Her most pointed words are reserved for Hitchens' writing about women:

So far, most of the eulogies of Christopher have come from men, and there’s a reason for that. He moved in a masculine world, and for someone who prided himself on his wide-ranging interests, he had virtually no interest in women’s writing or women’s lives or perspectives. I never got the impression from anything he wrote about women that he had bothered to do the most basic kinds of reading and thinking, let alone interviewing or reporting—the sort of workup he would do before writing about, say, G.K. Chesterton, or Scientology or Kurdistan. It all came off the top of his head, or the depths of his id. Women aren’t funny. Women shouldn’t need to/want to/get to have a job. The Dixie Chicks were “fucking fat slags” (not “sluts,” as he misremembered later). And then of course there was his 1989 column in which he attacked legal abortion and his cartoon version of feminism as “possessive individualism.” I don’t suppose I ever really forgave Christopher for that.

The whole thing is pretty unsparing (you can read it in its entirety here), but she does pull back a bit at the end:

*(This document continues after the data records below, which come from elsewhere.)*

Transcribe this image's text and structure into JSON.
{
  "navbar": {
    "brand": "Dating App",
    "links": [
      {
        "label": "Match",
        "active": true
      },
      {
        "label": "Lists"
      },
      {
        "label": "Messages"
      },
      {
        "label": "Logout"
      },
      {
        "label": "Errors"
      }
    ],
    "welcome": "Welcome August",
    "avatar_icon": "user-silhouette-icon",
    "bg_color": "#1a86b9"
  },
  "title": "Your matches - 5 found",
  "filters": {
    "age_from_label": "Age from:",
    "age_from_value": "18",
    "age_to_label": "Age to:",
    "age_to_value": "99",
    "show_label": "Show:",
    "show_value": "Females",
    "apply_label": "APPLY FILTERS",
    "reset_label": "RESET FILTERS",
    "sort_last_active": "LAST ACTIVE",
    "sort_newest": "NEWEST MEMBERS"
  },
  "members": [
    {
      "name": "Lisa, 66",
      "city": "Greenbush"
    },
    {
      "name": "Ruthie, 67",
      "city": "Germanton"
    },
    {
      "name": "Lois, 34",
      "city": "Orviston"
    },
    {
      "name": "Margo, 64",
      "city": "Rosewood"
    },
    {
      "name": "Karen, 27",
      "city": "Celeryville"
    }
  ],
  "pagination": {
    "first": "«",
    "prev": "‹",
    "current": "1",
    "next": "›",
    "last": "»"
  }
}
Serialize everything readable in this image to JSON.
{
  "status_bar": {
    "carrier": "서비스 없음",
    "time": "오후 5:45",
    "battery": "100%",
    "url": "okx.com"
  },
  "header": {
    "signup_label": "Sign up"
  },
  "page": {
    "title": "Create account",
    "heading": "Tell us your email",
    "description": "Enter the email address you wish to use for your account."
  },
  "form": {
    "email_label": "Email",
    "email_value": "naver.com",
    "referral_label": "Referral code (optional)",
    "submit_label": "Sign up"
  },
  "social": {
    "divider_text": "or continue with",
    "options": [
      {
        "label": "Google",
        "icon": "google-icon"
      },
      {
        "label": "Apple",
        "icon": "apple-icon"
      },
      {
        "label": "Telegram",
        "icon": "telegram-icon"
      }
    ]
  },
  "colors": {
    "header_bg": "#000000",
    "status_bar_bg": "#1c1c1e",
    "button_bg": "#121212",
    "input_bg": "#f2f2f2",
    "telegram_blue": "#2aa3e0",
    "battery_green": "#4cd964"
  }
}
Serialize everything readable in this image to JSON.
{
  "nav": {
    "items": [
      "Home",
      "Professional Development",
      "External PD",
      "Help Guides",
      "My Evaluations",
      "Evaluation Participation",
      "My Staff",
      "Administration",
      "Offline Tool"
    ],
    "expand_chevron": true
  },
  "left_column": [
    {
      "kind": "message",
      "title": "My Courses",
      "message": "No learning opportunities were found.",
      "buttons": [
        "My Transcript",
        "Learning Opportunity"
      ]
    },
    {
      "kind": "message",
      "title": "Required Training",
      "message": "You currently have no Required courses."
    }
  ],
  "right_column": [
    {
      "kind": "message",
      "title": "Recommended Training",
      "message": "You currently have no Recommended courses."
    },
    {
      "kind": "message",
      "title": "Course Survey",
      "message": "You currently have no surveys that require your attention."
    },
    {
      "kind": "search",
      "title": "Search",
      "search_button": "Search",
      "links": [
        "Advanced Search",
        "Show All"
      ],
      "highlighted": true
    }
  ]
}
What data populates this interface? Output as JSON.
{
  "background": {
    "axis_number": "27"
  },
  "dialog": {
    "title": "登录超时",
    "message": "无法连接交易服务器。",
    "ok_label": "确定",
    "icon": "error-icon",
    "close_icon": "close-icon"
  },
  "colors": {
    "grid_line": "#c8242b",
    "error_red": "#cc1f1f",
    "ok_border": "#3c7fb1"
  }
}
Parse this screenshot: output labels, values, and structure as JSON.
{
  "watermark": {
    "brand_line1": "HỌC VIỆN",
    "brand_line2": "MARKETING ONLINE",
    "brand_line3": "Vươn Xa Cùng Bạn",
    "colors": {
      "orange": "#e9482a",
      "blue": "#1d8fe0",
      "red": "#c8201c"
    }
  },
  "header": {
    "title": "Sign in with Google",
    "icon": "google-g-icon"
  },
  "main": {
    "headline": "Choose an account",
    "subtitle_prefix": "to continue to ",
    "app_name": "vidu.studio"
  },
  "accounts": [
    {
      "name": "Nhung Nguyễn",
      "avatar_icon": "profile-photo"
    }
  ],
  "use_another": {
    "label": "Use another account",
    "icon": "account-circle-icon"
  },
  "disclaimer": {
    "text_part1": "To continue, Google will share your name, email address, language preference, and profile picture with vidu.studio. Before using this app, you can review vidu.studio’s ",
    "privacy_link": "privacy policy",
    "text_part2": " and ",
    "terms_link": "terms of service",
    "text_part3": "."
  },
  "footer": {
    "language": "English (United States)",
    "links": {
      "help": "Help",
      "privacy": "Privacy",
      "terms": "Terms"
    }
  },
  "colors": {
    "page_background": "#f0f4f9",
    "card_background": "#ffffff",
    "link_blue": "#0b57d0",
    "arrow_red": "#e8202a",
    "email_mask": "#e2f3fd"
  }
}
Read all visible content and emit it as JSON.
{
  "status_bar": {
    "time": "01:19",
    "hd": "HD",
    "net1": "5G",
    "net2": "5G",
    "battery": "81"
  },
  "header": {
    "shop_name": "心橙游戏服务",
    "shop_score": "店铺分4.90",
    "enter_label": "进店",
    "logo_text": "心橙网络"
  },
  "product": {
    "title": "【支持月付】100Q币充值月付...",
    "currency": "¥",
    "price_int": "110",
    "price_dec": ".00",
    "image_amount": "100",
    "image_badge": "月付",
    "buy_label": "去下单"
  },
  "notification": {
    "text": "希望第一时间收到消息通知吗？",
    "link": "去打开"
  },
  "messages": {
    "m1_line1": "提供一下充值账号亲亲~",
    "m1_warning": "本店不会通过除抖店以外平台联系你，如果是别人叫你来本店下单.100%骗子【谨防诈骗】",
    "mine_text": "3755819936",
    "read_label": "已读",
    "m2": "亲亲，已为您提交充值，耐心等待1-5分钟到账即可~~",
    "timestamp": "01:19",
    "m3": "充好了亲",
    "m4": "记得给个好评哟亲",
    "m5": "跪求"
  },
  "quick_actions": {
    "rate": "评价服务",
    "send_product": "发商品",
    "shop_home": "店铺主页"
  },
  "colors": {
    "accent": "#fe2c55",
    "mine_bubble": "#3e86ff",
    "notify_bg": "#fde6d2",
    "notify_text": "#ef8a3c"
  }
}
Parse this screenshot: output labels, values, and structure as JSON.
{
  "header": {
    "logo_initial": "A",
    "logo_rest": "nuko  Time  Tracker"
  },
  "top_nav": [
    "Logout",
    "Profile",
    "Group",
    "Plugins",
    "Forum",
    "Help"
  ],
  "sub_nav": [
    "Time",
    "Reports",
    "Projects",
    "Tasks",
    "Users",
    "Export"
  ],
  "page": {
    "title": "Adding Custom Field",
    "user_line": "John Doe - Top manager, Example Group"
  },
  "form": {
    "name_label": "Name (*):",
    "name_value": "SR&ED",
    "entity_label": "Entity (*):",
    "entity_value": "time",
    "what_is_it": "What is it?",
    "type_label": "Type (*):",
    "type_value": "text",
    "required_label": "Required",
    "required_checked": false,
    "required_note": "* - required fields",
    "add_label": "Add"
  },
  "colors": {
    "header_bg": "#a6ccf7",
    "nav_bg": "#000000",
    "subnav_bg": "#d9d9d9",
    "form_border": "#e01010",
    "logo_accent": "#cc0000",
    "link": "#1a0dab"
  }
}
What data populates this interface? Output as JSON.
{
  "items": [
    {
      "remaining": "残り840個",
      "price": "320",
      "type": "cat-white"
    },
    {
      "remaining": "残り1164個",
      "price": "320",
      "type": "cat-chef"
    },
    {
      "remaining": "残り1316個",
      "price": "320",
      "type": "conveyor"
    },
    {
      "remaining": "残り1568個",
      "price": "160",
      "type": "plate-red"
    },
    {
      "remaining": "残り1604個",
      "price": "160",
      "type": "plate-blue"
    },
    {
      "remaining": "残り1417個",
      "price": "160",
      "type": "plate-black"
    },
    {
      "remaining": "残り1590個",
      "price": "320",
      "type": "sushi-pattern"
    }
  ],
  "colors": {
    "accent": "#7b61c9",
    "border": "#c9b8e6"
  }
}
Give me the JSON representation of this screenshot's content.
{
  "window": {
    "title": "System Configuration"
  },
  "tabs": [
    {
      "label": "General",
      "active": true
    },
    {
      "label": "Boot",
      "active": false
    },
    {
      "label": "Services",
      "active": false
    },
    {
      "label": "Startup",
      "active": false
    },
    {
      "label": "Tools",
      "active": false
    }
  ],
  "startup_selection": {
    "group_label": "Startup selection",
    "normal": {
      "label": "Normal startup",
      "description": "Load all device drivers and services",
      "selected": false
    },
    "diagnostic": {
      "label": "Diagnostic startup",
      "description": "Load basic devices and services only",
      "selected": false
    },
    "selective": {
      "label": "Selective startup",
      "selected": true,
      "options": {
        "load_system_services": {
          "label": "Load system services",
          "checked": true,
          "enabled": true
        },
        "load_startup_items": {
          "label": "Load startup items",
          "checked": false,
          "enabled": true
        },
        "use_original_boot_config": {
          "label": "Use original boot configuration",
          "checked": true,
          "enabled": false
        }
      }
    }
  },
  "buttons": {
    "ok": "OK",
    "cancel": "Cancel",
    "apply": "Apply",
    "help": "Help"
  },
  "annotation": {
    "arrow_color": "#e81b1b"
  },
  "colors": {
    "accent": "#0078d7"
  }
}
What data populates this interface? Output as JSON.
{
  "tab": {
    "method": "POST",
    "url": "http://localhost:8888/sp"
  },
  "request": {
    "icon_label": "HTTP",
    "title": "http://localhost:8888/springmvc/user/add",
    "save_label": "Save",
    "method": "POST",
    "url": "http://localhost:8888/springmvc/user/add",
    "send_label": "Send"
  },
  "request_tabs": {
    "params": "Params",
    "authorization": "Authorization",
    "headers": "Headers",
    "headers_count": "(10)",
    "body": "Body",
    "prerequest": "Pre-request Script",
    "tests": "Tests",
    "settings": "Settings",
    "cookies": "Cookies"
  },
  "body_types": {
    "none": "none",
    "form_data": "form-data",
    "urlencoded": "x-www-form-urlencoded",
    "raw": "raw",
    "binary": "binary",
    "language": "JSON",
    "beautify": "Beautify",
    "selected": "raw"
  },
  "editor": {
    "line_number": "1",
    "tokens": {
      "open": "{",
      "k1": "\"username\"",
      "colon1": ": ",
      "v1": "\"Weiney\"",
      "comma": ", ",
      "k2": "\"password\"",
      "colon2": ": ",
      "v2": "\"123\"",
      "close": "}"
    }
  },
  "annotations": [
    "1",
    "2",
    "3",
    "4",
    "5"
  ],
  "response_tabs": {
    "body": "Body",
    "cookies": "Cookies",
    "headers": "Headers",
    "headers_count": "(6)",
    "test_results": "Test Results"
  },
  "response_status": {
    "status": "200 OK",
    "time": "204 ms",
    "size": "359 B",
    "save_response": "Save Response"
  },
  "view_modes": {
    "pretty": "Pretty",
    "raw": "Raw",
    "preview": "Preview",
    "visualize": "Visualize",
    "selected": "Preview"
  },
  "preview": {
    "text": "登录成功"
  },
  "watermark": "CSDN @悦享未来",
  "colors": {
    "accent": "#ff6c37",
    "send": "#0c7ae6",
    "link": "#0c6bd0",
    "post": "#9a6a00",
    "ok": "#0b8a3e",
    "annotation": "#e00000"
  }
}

A lot of writers, especially political writers, are rather boring as people, and some of the best writers are the most boring of all—they’re saving themselves for the desk. Christopher was the opposite—an adventurer, a talker, a bon vivant, a tireless burner of both ends of the candle. He made a lot of enemies, but probably more friends. He made life more interesting for thousands and thousands of people and posed big questions for them—about justice, politics, religion, human folly. Of how many journalists can that be said?

Originally Published: December 20th, 2011